Cybersecurity experts are taking advantage of the Summer Games in Rio de Janeiro to explore ways that intelligence gathering strategies, used for decades by the federal government, can work for the sports community.
The Cyber Resilience Institute has teamed up with the Colorado Army National Guard and a host of cybersecurity companies to conduct a trial run of the first "information sharing and analysis organization," or ISAO, for the professional sports industry.
"The notion is that if you share cyber threat information, you can break the cycle of attack, because other parties can prepare their defenses before the attack," said Doug DePeppe, founder of the Cyber Resilience Institute in Colorado Springs. "You've got to know what the adversary is doing, because they can circumvent any control. The internet is not secure, period."
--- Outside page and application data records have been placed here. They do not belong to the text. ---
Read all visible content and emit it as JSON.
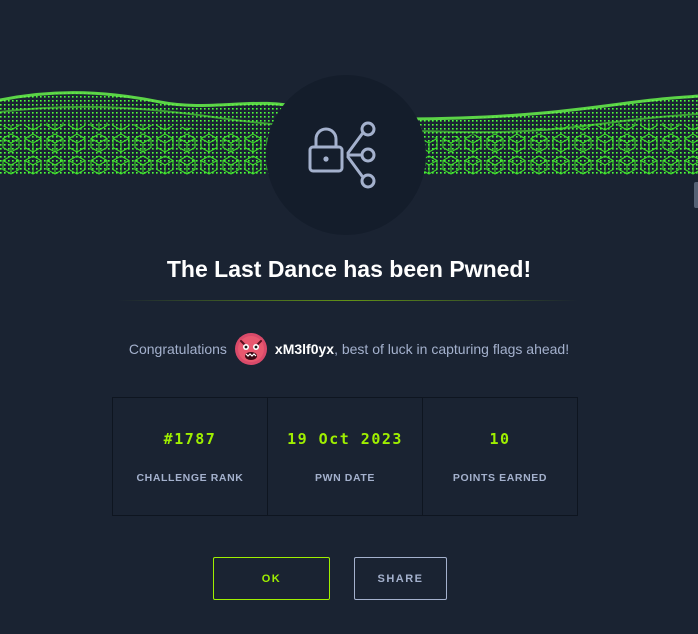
{
  "modal": {
    "title": "The Last Dance has been Pwned!",
    "congrats_prefix": "Congratulations",
    "username": "xM3lf0yx",
    "congrats_suffix": ", best of luck in capturing flags ahead!"
  },
  "stats": [
    {
      "value": "#1787",
      "label": "CHALLENGE RANK"
    },
    {
      "value": "19 Oct 2023",
      "label": "PWN DATE"
    },
    {
      "value": "10",
      "label": "POINTS EARNED"
    }
  ],
  "buttons": {
    "ok_label": "OK",
    "share_label": "SHARE"
  },
  "icons": {
    "center": "lock-share-icon",
    "avatar": "user-avatar"
  },
  "colors": {
    "background": "#1a2332",
    "accent": "#9fef00",
    "muted": "#a4b1cd",
    "title": "#ffffff"
  }
}
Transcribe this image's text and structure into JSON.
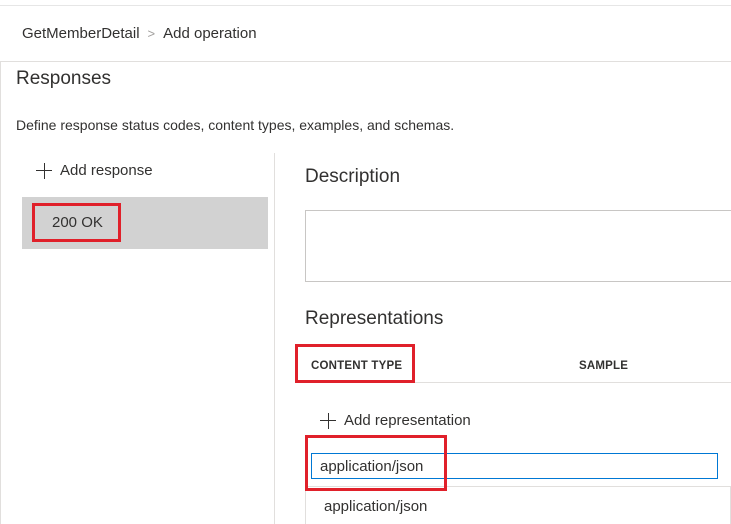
{
  "breadcrumb": {
    "parent": "GetMemberDetail",
    "separator": ">",
    "current": "Add operation"
  },
  "responses": {
    "title": "Responses",
    "description": "Define response status codes, content types, examples, and schemas.",
    "add_label": "Add response",
    "items": [
      {
        "label": "200 OK",
        "selected": true
      }
    ]
  },
  "detail": {
    "description_title": "Description",
    "description_value": "",
    "representations_title": "Representations",
    "columns": [
      "CONTENT TYPE",
      "SAMPLE"
    ],
    "add_representation_label": "Add representation",
    "content_type_input_value": "application/json",
    "suggestions": [
      "application/json"
    ]
  },
  "colors": {
    "highlight": "#e0202a",
    "selected_bg": "#d2d2d2",
    "focus_border": "#0078d4"
  }
}
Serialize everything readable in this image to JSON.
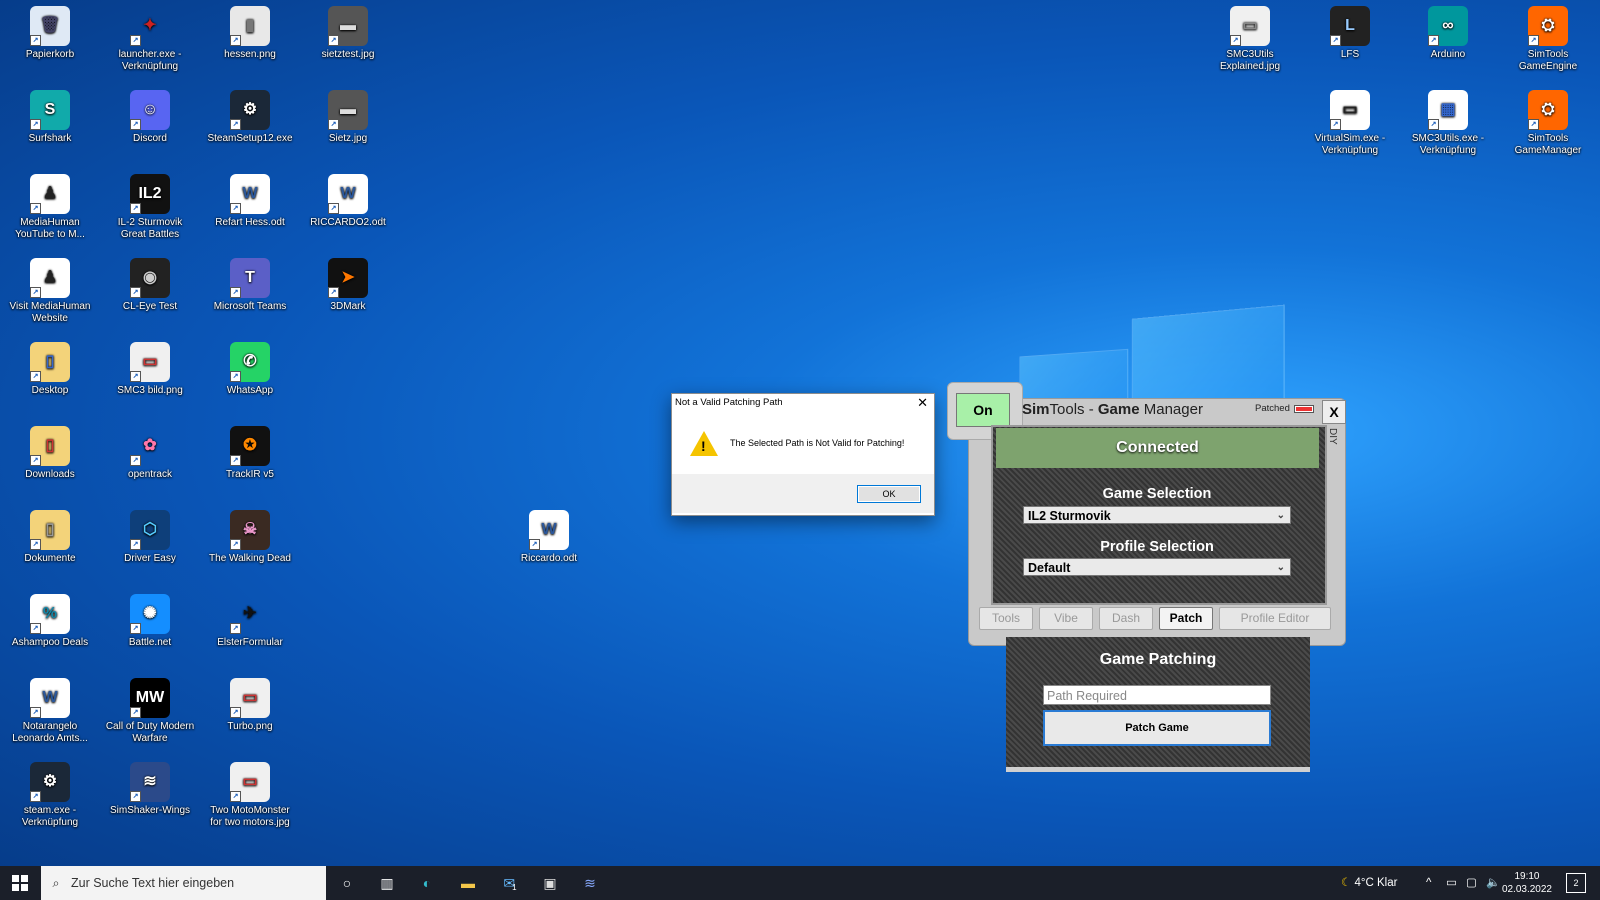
{
  "desktop": {
    "icons": [
      {
        "label": "Papierkorb",
        "glyph": "🗑",
        "bg": "#dfe9f5",
        "fg": "#446"
      },
      {
        "label": "launcher.exe - Verknüpfung",
        "glyph": "✦",
        "bg": "transparent",
        "fg": "#c22"
      },
      {
        "label": "hessen.png",
        "glyph": "▮",
        "bg": "#e8e8e8",
        "fg": "#777"
      },
      {
        "label": "sietztest.jpg",
        "glyph": "▬",
        "bg": "#555",
        "fg": "#ddd"
      },
      {
        "label": "Surfshark",
        "glyph": "S",
        "bg": "#1aa",
        "fg": "#fff"
      },
      {
        "label": "Discord",
        "glyph": "☺",
        "bg": "#5865f2",
        "fg": "#fff"
      },
      {
        "label": "SteamSetup12.exe",
        "glyph": "⚙",
        "bg": "#1b2838",
        "fg": "#fff"
      },
      {
        "label": "Sietz.jpg",
        "glyph": "▬",
        "bg": "#555",
        "fg": "#ddd"
      },
      {
        "label": "MediaHuman YouTube to M...",
        "glyph": "♟",
        "bg": "#fff",
        "fg": "#222"
      },
      {
        "label": "IL-2 Sturmovik Great Battles",
        "glyph": "IL2",
        "bg": "#111",
        "fg": "#fff"
      },
      {
        "label": "Refart Hess.odt",
        "glyph": "W",
        "bg": "#fff",
        "fg": "#2b579a"
      },
      {
        "label": "RICCARDO2.odt",
        "glyph": "W",
        "bg": "#fff",
        "fg": "#2b579a"
      },
      {
        "label": "Visit MediaHuman Website",
        "glyph": "♟",
        "bg": "#fff",
        "fg": "#222"
      },
      {
        "label": "CL-Eye Test",
        "glyph": "◉",
        "bg": "#222",
        "fg": "#ccc"
      },
      {
        "label": "Microsoft Teams",
        "glyph": "T",
        "bg": "#5b5fc7",
        "fg": "#fff"
      },
      {
        "label": "3DMark",
        "glyph": "➤",
        "bg": "#111",
        "fg": "#f70"
      },
      {
        "label": "Desktop",
        "glyph": "▯",
        "bg": "#f3d37a",
        "fg": "#36c"
      },
      {
        "label": "SMC3 bild.png",
        "glyph": "▭",
        "bg": "#f0f0f0",
        "fg": "#c33"
      },
      {
        "label": "WhatsApp",
        "glyph": "✆",
        "bg": "#25d366",
        "fg": "#fff"
      },
      {
        "label": "Downloads",
        "glyph": "▯",
        "bg": "#f3d37a",
        "fg": "#c33"
      },
      {
        "label": "opentrack",
        "glyph": "✿",
        "bg": "transparent",
        "fg": "#f7a"
      },
      {
        "label": "TrackIR v5",
        "glyph": "✪",
        "bg": "#111",
        "fg": "#f80"
      },
      {
        "label": "Dokumente",
        "glyph": "▯",
        "bg": "#f3d37a",
        "fg": "#999"
      },
      {
        "label": "Driver Easy",
        "glyph": "⬡",
        "bg": "#0e3f7a",
        "fg": "#5cf"
      },
      {
        "label": "The Walking Dead",
        "glyph": "☠",
        "bg": "#3a2a22",
        "fg": "#e9c"
      },
      {
        "label": "Ashampoo Deals",
        "glyph": "%",
        "bg": "#fff",
        "fg": "#18a"
      },
      {
        "label": "Battle.net",
        "glyph": "✺",
        "bg": "#148eff",
        "fg": "#fff"
      },
      {
        "label": "ElsterFormular",
        "glyph": "✈",
        "bg": "transparent",
        "fg": "#111"
      },
      {
        "label": "Notarangelo Leonardo Amts...",
        "glyph": "W",
        "bg": "#fff",
        "fg": "#2b579a"
      },
      {
        "label": "Call of Duty Modern Warfare",
        "glyph": "MW",
        "bg": "#000",
        "fg": "#fff"
      },
      {
        "label": "Turbo.png",
        "glyph": "▭",
        "bg": "#f0f0f0",
        "fg": "#c33"
      },
      {
        "label": "steam.exe - Verknüpfung",
        "glyph": "⚙",
        "bg": "#1b2838",
        "fg": "#fff"
      },
      {
        "label": "SimShaker-Wings",
        "glyph": "≋",
        "bg": "#2b4a8a",
        "fg": "#fff"
      },
      {
        "label": "Two MotoMonster for two motors.jpg",
        "glyph": "▭",
        "bg": "#f0f0f0",
        "fg": "#c33"
      },
      {
        "label": "Riccardo.odt",
        "glyph": "W",
        "bg": "#fff",
        "fg": "#2b579a"
      },
      {
        "label": "SMC3Utils Explained.jpg",
        "glyph": "▭",
        "bg": "#f0f0f0",
        "fg": "#888"
      },
      {
        "label": "LFS",
        "glyph": "L",
        "bg": "#222",
        "fg": "#9cf"
      },
      {
        "label": "Arduino",
        "glyph": "∞",
        "bg": "#00979d",
        "fg": "#fff"
      },
      {
        "label": "SimTools GameEngine",
        "glyph": "⛭",
        "bg": "#f60",
        "fg": "#fff"
      },
      {
        "label": "VirtualSim.exe - Verknüpfung",
        "glyph": "▭",
        "bg": "#fff",
        "fg": "#222"
      },
      {
        "label": "SMC3Utils.exe - Verknüpfung",
        "glyph": "▦",
        "bg": "#fff",
        "fg": "#36c"
      },
      {
        "label": "SimTools GameManager",
        "glyph": "⛭",
        "bg": "#f60",
        "fg": "#fff"
      }
    ]
  },
  "dialog": {
    "title": "Not a Valid Patching Path",
    "close": "✕",
    "warning_glyph": "!",
    "message": "The Selected Path is Not Valid for Patching!",
    "ok": "OK"
  },
  "simtools": {
    "on_button": "On",
    "title_sim": "Sim",
    "title_tools": "Tools - ",
    "title_game": "Game",
    "title_manager": " Manager",
    "patched_label": "Patched",
    "close": "X",
    "diy": "DIY",
    "status": "Connected",
    "game_selection_label": "Game Selection",
    "game_selection_value": "IL2 Sturmovik",
    "profile_selection_label": "Profile Selection",
    "profile_selection_value": "Default",
    "tabs": [
      "Tools",
      "Vibe",
      "Dash",
      "Patch",
      "Profile Editor"
    ],
    "active_tab": "Patch",
    "patch_title": "Game Patching",
    "path_placeholder": "Path Required",
    "patch_button": "Patch Game"
  },
  "taskbar": {
    "search_placeholder": "Zur Suche Text hier eingeben",
    "weather": "4°C  Klar",
    "time": "19:10",
    "date": "02.03.2022",
    "mail_badge": "1",
    "notifications": "2"
  }
}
ISAOs, which joined the intelligence-gathering world stage about a year ago, are public-private partnerships that mirror the structure of similar entities used by the Department of Homeland Security to identify security threats.
Stakeholders - which could be private companies, nonprofits, government agencies or a combination - hire ISAOs to detect and respond to virtual threats before they become reality. Threats might include a harmful digital virus, a hacker trying to access a social media account, or even an encrypted file containing information about a physical threat that has been encoded to be indecipherable to the public.
"Our strategy for starting up the sports ISAO is consistent with a lot of success in other sectors of leveraging sport and the interest in sport as a vehicle for social change," DePeppe said.
In addition to representatives from the National Guard's Defensive Cyber Operations Element and the Cyber Resilience Institute, the ISAO